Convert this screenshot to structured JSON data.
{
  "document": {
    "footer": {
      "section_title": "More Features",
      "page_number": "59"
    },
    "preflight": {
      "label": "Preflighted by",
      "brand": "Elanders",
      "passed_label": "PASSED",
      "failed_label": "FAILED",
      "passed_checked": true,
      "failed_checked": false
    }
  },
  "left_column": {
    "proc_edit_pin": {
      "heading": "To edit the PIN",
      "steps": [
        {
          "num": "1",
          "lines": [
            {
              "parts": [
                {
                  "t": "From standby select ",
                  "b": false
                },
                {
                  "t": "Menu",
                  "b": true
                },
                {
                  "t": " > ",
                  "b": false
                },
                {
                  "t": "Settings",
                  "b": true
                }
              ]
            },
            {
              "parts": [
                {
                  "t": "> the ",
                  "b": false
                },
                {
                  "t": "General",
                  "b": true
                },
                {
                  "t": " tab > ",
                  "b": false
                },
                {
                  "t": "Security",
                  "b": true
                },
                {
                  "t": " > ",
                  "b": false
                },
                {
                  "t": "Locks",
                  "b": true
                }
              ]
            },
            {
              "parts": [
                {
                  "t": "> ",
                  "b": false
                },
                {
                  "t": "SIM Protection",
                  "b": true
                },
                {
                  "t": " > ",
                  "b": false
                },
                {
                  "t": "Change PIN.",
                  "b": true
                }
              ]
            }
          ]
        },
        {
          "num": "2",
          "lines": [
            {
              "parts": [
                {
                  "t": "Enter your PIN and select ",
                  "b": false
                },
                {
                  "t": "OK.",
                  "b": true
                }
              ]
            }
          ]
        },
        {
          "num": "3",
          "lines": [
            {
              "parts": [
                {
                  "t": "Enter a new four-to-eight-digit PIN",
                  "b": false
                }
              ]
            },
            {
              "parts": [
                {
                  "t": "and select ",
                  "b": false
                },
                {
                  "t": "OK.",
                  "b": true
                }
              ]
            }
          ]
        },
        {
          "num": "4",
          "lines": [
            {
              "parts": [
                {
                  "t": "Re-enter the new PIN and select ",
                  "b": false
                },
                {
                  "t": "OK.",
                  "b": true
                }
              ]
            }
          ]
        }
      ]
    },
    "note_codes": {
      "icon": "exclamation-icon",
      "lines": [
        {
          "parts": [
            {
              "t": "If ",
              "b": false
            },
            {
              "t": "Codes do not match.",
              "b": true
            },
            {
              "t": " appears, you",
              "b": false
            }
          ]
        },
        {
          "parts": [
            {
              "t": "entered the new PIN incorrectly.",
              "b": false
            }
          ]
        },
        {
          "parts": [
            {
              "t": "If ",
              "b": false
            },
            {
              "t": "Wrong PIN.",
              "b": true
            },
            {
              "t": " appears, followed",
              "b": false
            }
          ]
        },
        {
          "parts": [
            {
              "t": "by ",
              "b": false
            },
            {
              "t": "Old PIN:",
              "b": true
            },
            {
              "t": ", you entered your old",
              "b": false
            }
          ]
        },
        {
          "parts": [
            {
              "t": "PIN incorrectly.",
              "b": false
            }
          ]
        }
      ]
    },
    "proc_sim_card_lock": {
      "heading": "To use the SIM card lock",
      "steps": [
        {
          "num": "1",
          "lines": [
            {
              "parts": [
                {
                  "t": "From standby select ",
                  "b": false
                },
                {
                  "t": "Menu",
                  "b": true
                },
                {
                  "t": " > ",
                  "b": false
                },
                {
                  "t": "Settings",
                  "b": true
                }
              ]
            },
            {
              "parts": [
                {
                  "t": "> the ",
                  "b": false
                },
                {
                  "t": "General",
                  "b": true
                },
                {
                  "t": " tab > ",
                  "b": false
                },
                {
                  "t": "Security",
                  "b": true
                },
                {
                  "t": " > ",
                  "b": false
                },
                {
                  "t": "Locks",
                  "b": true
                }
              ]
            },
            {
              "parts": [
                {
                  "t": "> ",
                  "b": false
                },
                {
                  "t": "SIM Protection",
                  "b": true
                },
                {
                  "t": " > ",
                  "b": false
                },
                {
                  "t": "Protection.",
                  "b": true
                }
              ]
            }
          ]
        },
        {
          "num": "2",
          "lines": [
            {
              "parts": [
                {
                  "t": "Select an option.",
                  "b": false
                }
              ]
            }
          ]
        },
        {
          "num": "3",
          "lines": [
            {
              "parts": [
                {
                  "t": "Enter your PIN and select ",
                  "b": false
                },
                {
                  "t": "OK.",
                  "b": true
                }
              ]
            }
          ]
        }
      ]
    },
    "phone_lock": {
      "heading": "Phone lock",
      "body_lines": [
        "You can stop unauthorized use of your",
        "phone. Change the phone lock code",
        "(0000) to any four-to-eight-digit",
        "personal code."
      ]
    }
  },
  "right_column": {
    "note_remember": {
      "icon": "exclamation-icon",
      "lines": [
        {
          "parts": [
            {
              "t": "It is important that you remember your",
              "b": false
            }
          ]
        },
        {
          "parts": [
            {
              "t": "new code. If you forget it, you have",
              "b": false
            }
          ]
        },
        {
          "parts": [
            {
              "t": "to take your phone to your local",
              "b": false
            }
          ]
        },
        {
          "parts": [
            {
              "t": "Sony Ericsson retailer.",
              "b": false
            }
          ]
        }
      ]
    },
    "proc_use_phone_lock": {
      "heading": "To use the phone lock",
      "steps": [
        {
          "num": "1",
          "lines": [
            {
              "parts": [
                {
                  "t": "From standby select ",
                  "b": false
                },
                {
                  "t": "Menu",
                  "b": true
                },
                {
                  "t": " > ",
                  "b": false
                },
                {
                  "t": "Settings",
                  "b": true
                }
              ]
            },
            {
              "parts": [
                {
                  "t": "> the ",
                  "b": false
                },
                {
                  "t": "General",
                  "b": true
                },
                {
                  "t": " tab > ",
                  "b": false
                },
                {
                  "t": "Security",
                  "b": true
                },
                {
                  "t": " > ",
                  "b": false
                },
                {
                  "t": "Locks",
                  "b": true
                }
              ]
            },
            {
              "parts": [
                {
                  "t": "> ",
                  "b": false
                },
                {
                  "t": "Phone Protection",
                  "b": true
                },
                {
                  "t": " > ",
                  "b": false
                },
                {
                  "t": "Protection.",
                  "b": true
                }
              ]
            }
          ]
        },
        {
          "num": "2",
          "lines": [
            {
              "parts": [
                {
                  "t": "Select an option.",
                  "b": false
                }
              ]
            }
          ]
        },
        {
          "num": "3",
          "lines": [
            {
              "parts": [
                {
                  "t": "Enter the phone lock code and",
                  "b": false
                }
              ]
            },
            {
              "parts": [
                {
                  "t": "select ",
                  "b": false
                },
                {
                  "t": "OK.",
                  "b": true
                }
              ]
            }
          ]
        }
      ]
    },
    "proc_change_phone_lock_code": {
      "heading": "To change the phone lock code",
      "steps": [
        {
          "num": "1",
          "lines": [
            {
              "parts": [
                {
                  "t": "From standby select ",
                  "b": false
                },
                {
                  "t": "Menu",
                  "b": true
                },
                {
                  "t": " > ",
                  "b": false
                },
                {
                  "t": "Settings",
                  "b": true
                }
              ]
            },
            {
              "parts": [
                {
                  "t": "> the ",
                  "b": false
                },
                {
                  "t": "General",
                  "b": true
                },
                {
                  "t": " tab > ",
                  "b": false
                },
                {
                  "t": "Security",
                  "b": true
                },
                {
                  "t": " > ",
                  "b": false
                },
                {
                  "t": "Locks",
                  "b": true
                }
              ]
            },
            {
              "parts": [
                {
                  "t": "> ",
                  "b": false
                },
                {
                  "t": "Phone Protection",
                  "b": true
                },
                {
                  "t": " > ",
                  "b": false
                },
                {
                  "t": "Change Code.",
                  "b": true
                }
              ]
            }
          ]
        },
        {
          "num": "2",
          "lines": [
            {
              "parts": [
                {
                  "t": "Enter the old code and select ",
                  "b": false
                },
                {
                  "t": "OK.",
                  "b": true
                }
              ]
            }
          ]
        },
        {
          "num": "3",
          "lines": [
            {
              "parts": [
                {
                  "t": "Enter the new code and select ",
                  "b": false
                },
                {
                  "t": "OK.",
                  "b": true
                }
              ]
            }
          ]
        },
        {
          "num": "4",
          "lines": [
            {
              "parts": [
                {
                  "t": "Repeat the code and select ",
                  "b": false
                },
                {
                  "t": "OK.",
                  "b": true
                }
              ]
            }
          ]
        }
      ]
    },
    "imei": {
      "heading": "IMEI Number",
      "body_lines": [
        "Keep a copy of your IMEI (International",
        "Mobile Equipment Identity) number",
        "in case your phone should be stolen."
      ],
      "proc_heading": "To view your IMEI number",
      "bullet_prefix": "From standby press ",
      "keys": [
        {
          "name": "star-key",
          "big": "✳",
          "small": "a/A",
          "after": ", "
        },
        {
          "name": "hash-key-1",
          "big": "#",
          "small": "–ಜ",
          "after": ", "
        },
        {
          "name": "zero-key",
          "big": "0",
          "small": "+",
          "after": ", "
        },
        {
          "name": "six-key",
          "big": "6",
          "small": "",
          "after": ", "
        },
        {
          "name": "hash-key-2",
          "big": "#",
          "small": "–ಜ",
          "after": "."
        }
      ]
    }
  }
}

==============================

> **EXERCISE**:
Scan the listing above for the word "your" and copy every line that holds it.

> **EXERCISE OUTPUT**:
                  "t": "Enter your PIN and select ",
              "t": ", you entered your old",
                  "t": "Enter your PIN and select ",
        "You can stop unauthorized use of your",
              "t": "It is important that you remember your",
              "t": "to take your phone to your local",
        "Keep a copy of your IMEI (International",
        "in case your phone should be stolen."
      "proc_heading": "To view your IMEI number",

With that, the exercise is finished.